A Creepy Little Tenant's Offers of Help
There's this other creepy little tenant who often shows up out of nowhere to extend offers of help lifting heavy objects. You keep telling her no thank you and she just keeps offering. I recently responded to her offer of lifting heavy bottles of water, "No thank you, I don't want you to risk hurting your back." Her response "I could go open the garage for you to bring up your item in the elevator?" "No thank you!"
The very next day the creepy little lady shows up out of nowhere on my floor offering to help me move my solar panel to the garage even though I have it under control. She asks, "Do you need help with that?" "No thank you." She remains gawking at me and I add "You're really a nosy person, I've made it really clear I don't need your help, go away!" "Okay". Whew, she finally leaves. Later that day creepy little tenant forced a favor on me in the garage, propping open the door entry way for me without my requesting it. Creepy! I don't want this lady's help. (See Controlling Others vs. Self Control)
"For people as self-absorbed and seemingly uninterested in you as malignant narcissists are, they are very snoopy. They go through your drawers and papers. They are looking for dirt, and they are trying to find out if you're on to them. Hence, like all abusers, they often spy on and stalk their victims." - The late Kathy Krajco's Blog
The next day this creepy little tenant was spying on me from the laundry area. I passed by the hallway to note her peeking her creepy little head out to see if it was me. For a split second our eyes locked and I swear the woman looked like one of the zombies in the photo of this article (the one on the bottom right of the picture). She seemed even fearful of me, typical of those who take on the role of the victim. In a narcissist's mind, there's something wrong with me, not her, because I don't want her help. I'm the offensive one! How dare I reject her generous favors? The same goes for my neighbor, I'm sure in her mind I'm victimizing her for not catering to her needs in some way. That is, her need for absolute silence for me to stay in my unit at all times, etc.
These lonely women in San Francisco can be really crazy and whenever I get a hint of a control freak I now become proactive to the max. Otherwise, they'll just try to use you to accommodate their illness. When you observe red flags of an acquaintance or stranger's behavior towards you, you must become proactive and do something about it. If you just pretend the problem doesn't exist or choose to allow it fester it will burn into an enormous fire to consume you and your life.
Doing Nothing vs. Being Proactive
You have to be proactive dealing with these personality types effectively or they'll take over completely. They're illness is like a virus looking for ways to grow. You have to know the "red flags" as stated above and avoid these kind of control freaks. They seem to gravitate towards me because in the past I've been easy to control, but not anymore. I will not detail how I've acted proactively this time with my harassing neighbor, but I can say I will never sit back and let these people trample all over me ever again if I can help it.
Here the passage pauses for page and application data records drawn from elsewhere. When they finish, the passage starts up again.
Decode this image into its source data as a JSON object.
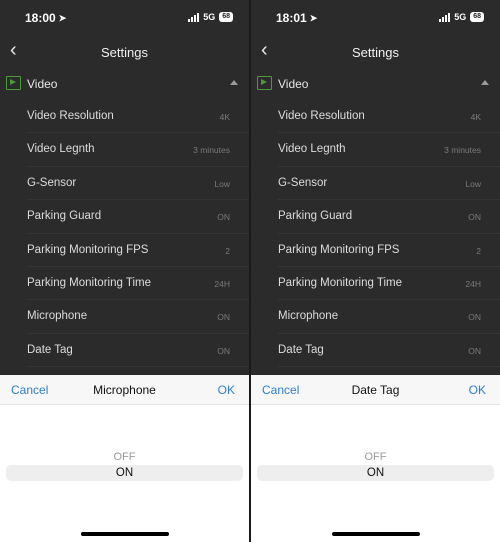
{
  "screens": [
    {
      "status": {
        "time": "18:00",
        "network": "5G",
        "battery": "68"
      },
      "nav": {
        "title": "Settings"
      },
      "section": {
        "label": "Video"
      },
      "rows": [
        {
          "label": "Video Resolution",
          "value": "4K"
        },
        {
          "label": "Video Legnth",
          "value": "3 minutes"
        },
        {
          "label": "G-Sensor",
          "value": "Low"
        },
        {
          "label": "Parking Guard",
          "value": "ON"
        },
        {
          "label": "Parking Monitoring FPS",
          "value": "2"
        },
        {
          "label": "Parking Monitoring Time",
          "value": "24H"
        },
        {
          "label": "Microphone",
          "value": "ON"
        },
        {
          "label": "Date Tag",
          "value": "ON"
        }
      ],
      "picker": {
        "cancel_label": "Cancel",
        "title": "Microphone",
        "ok_label": "OK",
        "options": [
          "OFF",
          "ON"
        ],
        "selected": "ON"
      }
    },
    {
      "status": {
        "time": "18:01",
        "network": "5G",
        "battery": "68"
      },
      "nav": {
        "title": "Settings"
      },
      "section": {
        "label": "Video"
      },
      "rows": [
        {
          "label": "Video Resolution",
          "value": "4K"
        },
        {
          "label": "Video Legnth",
          "value": "3 minutes"
        },
        {
          "label": "G-Sensor",
          "value": "Low"
        },
        {
          "label": "Parking Guard",
          "value": "ON"
        },
        {
          "label": "Parking Monitoring FPS",
          "value": "2"
        },
        {
          "label": "Parking Monitoring Time",
          "value": "24H"
        },
        {
          "label": "Microphone",
          "value": "ON"
        },
        {
          "label": "Date Tag",
          "value": "ON"
        }
      ],
      "picker": {
        "cancel_label": "Cancel",
        "title": "Date Tag",
        "ok_label": "OK",
        "options": [
          "OFF",
          "ON"
        ],
        "selected": "ON"
      }
    }
  ],
  "icons": {
    "back": "chevron-left-icon",
    "location": "location-arrow-icon",
    "signal": "cellular-signal-icon",
    "battery": "battery-icon",
    "section": "video-play-icon",
    "collapse": "caret-up-icon"
  },
  "colors": {
    "accent": "#2f7fd0",
    "video_icon": "#4a9a3a",
    "dark_bg": "#2b2b2b"
  }
}
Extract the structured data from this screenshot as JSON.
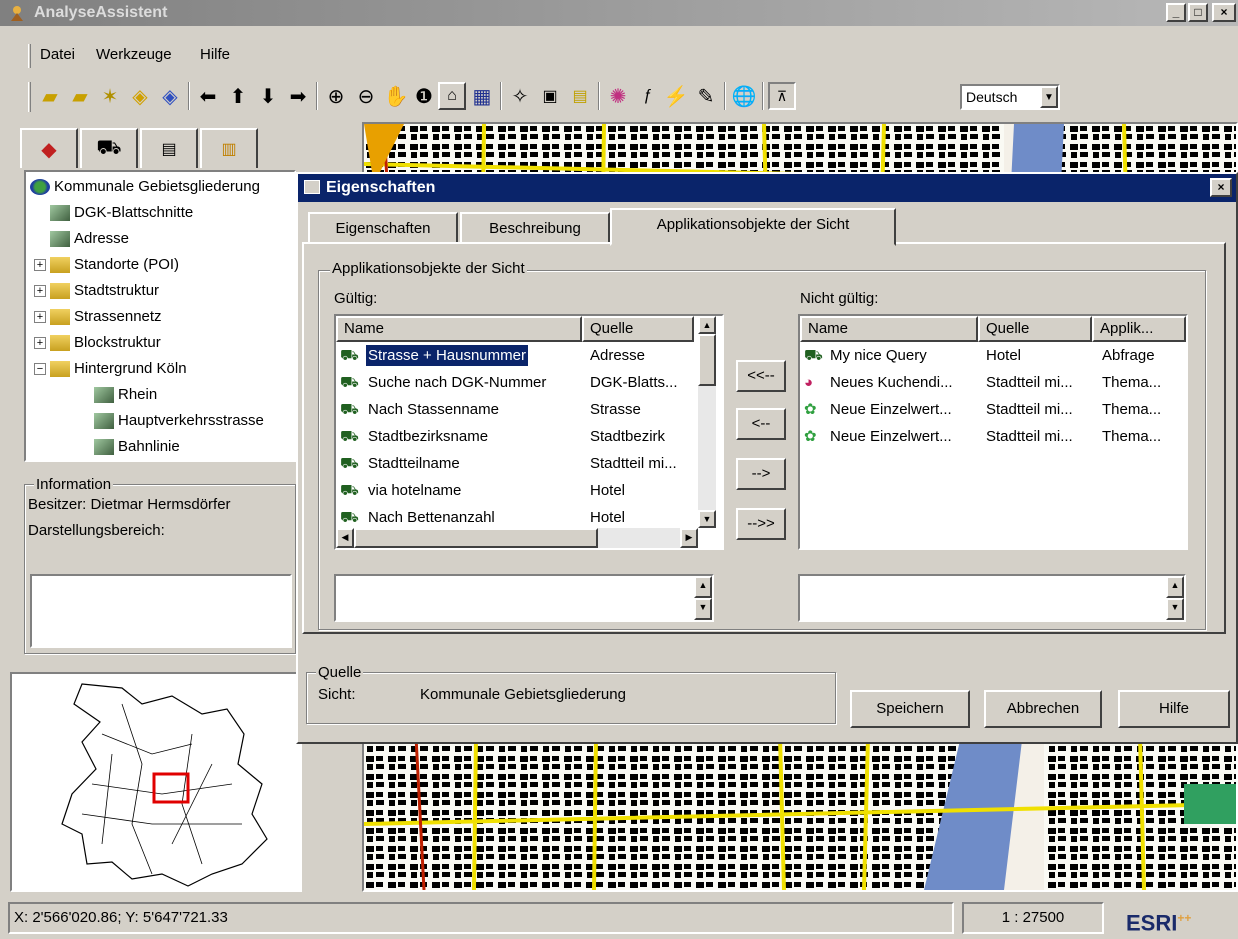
{
  "window": {
    "title": "AnalyseAssistent",
    "min": "_",
    "max": "□",
    "close": "×"
  },
  "menu": [
    "Datei",
    "Werkzeuge",
    "Hilfe"
  ],
  "toolbar": {
    "language": "Deutsch"
  },
  "icons": {
    "app": "globe-person-icon",
    "tools": [
      "add-layer-icon",
      "add-layer2-icon",
      "layer-wizard-icon",
      "diamond-select-icon",
      "back-nav-icon",
      "arrow-left-icon",
      "arrow-up-icon",
      "arrow-down-icon",
      "arrow-right-icon",
      "zoom-in-icon",
      "zoom-out-icon",
      "pan-hand-icon",
      "info-icon",
      "measure-icon",
      "select-features-icon",
      "new-item-icon",
      "table-icon",
      "form-icon",
      "thematic-map-icon",
      "query-icon",
      "hotlink-icon",
      "edit-icon",
      "globe-icon",
      "scale-icon"
    ]
  },
  "left_tabs": [
    "layers-tab-icon",
    "binoculars-tab-icon",
    "list-tab-icon",
    "chart-tab-icon"
  ],
  "tree": {
    "root": "Kommunale Gebietsgliederung",
    "items": [
      {
        "label": "DGK-Blattschnitte",
        "expander": ""
      },
      {
        "label": "Adresse",
        "expander": ""
      },
      {
        "label": "Standorte (POI)",
        "expander": "+"
      },
      {
        "label": "Stadtstruktur",
        "expander": "+"
      },
      {
        "label": "Strassennetz",
        "expander": "+"
      },
      {
        "label": "Blockstruktur",
        "expander": "+"
      },
      {
        "label": "Hintergrund Köln",
        "expander": "−"
      },
      {
        "label": "Rhein",
        "expander": ""
      },
      {
        "label": "Hauptverkehrsstrasse",
        "expander": ""
      },
      {
        "label": "Bahnlinie",
        "expander": ""
      }
    ]
  },
  "info": {
    "legend": "Information",
    "owner": "Besitzer: Dietmar Hermsdörfer",
    "range": "Darstellungsbereich:"
  },
  "dialog": {
    "title": "Eigenschaften",
    "close": "×",
    "tabs": [
      "Eigenschaften",
      "Beschreibung",
      "Applikationsobjekte der Sicht"
    ],
    "group_label": "Applikationsobjekte der Sicht",
    "valid_label": "Gültig:",
    "invalid_label": "Nicht gültig:",
    "valid_headers": [
      "Name",
      "Quelle"
    ],
    "invalid_headers": [
      "Name",
      "Quelle",
      "Applik..."
    ],
    "valid_rows": [
      {
        "name": "Strasse + Hausnummer",
        "source": "Adresse"
      },
      {
        "name": "Suche nach DGK-Nummer",
        "source": "DGK-Blatts..."
      },
      {
        "name": "Nach Stassenname",
        "source": "Strasse"
      },
      {
        "name": "Stadtbezirksname",
        "source": "Stadtbezirk"
      },
      {
        "name": "Stadtteilname",
        "source": "Stadtteil mi..."
      },
      {
        "name": "via hotelname",
        "source": "Hotel"
      },
      {
        "name": "Nach Bettenanzahl",
        "source": "Hotel"
      }
    ],
    "invalid_rows": [
      {
        "name": "My nice Query",
        "source": "Hotel",
        "app": "Abfrage",
        "icon": "binoculars-icon"
      },
      {
        "name": "Neues Kuchendi...",
        "source": "Stadtteil mi...",
        "app": "Thema...",
        "icon": "pie-chart-icon"
      },
      {
        "name": "Neue Einzelwert...",
        "source": "Stadtteil mi...",
        "app": "Thema...",
        "icon": "map-theme-icon"
      },
      {
        "name": "Neue Einzelwert...",
        "source": "Stadtteil mi...",
        "app": "Thema...",
        "icon": "map-theme-icon"
      }
    ],
    "move_buttons": [
      "<<--",
      "<--",
      "-->",
      "-->>"
    ],
    "source_legend": "Quelle",
    "view_label": "Sicht:",
    "view_value": "Kommunale Gebietsgliederung",
    "buttons": {
      "save": "Speichern",
      "cancel": "Abbrechen",
      "help": "Hilfe"
    }
  },
  "status": {
    "coords": "X: 2'566'020.86; Y: 5'647'721.33",
    "scale": "1 : 27500",
    "logo": "ESRI",
    "logo_sup": "++"
  }
}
- The late Kathy Krajco's Narcissists Blog
- What Make Narcissists Tick Book Site
- Narcissists Suck Blog
- Controlling Others vs. Self Control